**Problem statement:**
Scan the records for the word "preview". Copy each line that includes it.
The records section start
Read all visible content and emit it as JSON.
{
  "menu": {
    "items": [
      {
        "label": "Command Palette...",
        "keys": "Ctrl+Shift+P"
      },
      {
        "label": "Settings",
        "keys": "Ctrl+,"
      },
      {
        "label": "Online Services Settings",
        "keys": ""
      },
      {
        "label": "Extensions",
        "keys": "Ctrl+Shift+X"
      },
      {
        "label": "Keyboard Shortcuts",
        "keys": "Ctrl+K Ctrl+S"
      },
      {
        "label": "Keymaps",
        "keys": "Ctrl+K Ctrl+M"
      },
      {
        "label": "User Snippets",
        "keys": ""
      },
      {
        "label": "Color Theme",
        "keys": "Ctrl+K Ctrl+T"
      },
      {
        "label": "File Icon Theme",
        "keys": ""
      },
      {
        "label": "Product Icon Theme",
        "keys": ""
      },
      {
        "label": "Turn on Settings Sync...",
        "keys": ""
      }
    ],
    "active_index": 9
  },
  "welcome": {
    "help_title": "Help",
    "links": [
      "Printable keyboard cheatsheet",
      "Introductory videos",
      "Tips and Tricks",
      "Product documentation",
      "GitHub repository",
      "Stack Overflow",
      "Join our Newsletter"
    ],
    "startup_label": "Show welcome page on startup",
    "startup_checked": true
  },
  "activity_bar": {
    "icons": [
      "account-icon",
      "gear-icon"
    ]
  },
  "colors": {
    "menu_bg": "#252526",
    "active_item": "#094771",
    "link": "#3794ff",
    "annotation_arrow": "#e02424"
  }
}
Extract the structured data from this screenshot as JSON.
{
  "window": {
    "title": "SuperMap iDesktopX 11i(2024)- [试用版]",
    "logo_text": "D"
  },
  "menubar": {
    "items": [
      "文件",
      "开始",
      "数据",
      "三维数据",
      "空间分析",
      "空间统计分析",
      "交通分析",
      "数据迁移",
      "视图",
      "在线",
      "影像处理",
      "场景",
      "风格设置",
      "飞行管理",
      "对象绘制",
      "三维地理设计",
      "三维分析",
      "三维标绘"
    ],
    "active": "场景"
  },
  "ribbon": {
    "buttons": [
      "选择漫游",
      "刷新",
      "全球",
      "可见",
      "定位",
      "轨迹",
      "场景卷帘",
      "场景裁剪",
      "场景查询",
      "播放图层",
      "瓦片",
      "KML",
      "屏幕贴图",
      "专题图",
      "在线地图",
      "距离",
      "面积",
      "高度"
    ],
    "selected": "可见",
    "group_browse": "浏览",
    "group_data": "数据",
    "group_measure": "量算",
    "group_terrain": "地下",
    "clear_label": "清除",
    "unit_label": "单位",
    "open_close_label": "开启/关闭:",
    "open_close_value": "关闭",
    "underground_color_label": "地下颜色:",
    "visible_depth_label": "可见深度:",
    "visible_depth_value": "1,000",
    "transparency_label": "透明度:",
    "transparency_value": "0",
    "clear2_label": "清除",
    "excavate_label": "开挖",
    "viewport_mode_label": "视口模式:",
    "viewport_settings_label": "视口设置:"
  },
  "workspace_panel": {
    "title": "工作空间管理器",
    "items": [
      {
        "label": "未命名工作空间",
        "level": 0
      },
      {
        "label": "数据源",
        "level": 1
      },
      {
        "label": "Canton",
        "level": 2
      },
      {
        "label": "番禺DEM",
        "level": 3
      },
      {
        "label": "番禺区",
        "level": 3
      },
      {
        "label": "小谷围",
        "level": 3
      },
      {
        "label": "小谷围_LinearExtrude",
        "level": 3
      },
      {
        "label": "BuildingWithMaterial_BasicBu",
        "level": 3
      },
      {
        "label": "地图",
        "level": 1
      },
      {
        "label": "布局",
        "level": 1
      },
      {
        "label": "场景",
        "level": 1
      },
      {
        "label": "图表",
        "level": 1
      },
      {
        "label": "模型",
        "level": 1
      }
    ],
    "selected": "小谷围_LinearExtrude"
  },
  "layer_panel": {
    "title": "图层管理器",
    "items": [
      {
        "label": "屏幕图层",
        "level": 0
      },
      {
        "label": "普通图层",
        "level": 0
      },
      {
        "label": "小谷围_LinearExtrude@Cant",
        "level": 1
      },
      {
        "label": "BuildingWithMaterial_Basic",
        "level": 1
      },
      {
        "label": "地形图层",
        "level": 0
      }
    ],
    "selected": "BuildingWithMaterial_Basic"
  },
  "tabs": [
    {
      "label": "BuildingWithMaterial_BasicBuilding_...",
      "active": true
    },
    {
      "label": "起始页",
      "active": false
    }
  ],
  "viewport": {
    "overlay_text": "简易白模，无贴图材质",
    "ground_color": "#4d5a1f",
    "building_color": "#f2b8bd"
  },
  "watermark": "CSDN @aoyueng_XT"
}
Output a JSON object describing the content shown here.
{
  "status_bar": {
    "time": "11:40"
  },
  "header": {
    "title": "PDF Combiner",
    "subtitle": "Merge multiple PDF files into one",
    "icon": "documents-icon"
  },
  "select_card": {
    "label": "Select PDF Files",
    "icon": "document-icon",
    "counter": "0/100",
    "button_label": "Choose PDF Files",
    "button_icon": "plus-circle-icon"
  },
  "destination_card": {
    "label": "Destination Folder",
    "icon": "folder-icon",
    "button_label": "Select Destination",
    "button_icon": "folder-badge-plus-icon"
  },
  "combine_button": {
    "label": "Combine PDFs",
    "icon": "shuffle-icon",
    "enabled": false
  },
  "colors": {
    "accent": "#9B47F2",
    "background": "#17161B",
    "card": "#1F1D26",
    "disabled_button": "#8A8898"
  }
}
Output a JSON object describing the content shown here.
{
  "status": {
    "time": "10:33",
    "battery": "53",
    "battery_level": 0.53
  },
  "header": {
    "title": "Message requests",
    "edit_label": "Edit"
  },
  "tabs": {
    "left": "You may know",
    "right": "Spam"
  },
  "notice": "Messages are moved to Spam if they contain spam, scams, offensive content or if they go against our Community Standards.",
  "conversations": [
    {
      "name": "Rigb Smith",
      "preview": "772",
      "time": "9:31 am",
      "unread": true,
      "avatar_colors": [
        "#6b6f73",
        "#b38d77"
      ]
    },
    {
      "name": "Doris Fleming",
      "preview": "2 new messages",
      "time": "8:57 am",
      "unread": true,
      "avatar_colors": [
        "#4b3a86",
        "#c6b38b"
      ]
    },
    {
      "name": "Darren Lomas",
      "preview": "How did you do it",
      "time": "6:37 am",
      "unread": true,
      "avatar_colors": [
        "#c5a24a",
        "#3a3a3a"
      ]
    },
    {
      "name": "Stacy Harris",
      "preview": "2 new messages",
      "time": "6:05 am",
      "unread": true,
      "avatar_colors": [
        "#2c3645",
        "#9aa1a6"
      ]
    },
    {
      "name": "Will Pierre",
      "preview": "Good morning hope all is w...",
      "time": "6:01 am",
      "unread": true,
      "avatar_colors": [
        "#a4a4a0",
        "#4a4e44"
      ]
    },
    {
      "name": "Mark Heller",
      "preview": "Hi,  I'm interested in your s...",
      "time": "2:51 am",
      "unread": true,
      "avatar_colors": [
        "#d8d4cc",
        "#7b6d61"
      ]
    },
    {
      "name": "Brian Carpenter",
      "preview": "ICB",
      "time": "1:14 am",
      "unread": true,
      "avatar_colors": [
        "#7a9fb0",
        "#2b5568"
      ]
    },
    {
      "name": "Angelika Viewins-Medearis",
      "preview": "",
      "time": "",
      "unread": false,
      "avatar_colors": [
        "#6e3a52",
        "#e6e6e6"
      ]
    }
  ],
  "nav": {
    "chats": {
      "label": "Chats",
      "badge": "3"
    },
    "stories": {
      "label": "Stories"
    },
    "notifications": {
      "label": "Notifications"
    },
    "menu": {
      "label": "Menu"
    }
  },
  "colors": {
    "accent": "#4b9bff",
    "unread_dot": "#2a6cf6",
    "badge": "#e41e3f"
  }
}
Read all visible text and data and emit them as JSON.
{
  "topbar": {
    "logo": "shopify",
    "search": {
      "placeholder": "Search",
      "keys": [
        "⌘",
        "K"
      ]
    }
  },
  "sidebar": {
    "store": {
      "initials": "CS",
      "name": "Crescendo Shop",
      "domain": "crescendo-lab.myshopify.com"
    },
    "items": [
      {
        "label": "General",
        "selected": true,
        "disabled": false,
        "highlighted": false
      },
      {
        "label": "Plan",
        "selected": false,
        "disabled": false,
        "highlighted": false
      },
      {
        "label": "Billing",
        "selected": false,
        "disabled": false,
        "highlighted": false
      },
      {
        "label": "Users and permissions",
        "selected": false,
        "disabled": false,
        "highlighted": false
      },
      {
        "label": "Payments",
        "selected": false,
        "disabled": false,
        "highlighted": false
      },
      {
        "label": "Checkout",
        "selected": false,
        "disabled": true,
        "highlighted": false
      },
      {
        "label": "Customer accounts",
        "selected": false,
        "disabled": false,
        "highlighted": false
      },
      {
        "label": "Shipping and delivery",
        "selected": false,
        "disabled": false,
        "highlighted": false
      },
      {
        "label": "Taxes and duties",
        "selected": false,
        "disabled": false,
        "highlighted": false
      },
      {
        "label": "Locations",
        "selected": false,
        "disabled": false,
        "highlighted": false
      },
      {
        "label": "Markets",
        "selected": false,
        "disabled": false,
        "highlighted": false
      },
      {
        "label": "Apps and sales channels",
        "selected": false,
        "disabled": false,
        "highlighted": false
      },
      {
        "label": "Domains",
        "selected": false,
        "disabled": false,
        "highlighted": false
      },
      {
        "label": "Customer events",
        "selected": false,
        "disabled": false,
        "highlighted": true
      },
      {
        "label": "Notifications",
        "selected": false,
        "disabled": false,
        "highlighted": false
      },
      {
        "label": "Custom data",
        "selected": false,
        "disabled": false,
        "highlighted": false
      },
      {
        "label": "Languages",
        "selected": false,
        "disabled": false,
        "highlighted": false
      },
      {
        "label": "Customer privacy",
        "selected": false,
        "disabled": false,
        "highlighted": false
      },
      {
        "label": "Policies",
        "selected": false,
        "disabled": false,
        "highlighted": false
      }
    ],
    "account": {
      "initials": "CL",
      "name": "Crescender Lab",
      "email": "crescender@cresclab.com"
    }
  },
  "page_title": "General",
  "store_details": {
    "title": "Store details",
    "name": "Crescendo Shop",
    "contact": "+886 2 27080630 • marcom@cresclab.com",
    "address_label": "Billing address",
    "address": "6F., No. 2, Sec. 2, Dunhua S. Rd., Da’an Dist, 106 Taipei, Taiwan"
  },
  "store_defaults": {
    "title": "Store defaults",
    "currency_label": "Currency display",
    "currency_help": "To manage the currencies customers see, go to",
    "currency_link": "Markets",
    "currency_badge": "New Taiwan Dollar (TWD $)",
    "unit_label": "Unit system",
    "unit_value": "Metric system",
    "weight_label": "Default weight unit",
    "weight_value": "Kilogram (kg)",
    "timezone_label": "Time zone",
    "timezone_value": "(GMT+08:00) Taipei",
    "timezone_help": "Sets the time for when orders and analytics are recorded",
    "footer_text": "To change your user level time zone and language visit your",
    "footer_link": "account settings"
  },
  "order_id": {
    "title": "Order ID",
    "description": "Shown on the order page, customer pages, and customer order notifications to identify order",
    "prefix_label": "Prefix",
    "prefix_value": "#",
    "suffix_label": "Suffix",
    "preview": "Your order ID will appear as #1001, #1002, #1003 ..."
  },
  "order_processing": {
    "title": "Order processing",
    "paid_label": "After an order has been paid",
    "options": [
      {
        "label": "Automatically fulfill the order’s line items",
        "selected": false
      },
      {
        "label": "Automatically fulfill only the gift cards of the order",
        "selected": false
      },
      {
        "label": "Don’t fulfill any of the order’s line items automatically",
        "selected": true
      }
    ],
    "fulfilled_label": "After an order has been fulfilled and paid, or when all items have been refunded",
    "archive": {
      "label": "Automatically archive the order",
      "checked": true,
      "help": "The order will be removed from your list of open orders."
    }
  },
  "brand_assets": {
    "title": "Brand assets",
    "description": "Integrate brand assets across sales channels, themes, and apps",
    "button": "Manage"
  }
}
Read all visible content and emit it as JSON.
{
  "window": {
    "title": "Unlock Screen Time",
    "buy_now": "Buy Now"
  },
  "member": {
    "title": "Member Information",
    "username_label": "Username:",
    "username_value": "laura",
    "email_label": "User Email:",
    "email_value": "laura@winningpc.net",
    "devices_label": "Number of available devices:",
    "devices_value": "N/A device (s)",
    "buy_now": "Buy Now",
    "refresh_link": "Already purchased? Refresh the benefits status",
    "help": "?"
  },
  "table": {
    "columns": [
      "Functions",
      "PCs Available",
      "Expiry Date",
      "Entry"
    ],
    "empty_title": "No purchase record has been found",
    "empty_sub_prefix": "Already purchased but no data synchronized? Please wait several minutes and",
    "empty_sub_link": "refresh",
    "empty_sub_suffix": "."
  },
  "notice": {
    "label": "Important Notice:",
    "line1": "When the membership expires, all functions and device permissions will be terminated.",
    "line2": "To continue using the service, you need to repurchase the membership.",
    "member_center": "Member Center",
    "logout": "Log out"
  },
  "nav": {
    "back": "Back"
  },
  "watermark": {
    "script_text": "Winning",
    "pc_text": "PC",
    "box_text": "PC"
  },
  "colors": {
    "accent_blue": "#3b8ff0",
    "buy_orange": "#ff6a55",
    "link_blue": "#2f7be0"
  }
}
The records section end
**Answer space:**
      "preview": "772",
      "preview": "2 new messages",
      "preview": "How did you do it",
      "preview": "2 new messages",
      "preview": "Good morning hope all is w...",
      "preview": "Hi,  I'm interested in your s...",
      "preview": "ICB",
      "preview": "",
    "preview": "Your order ID will appear as #1001, #1002, #1003 ..."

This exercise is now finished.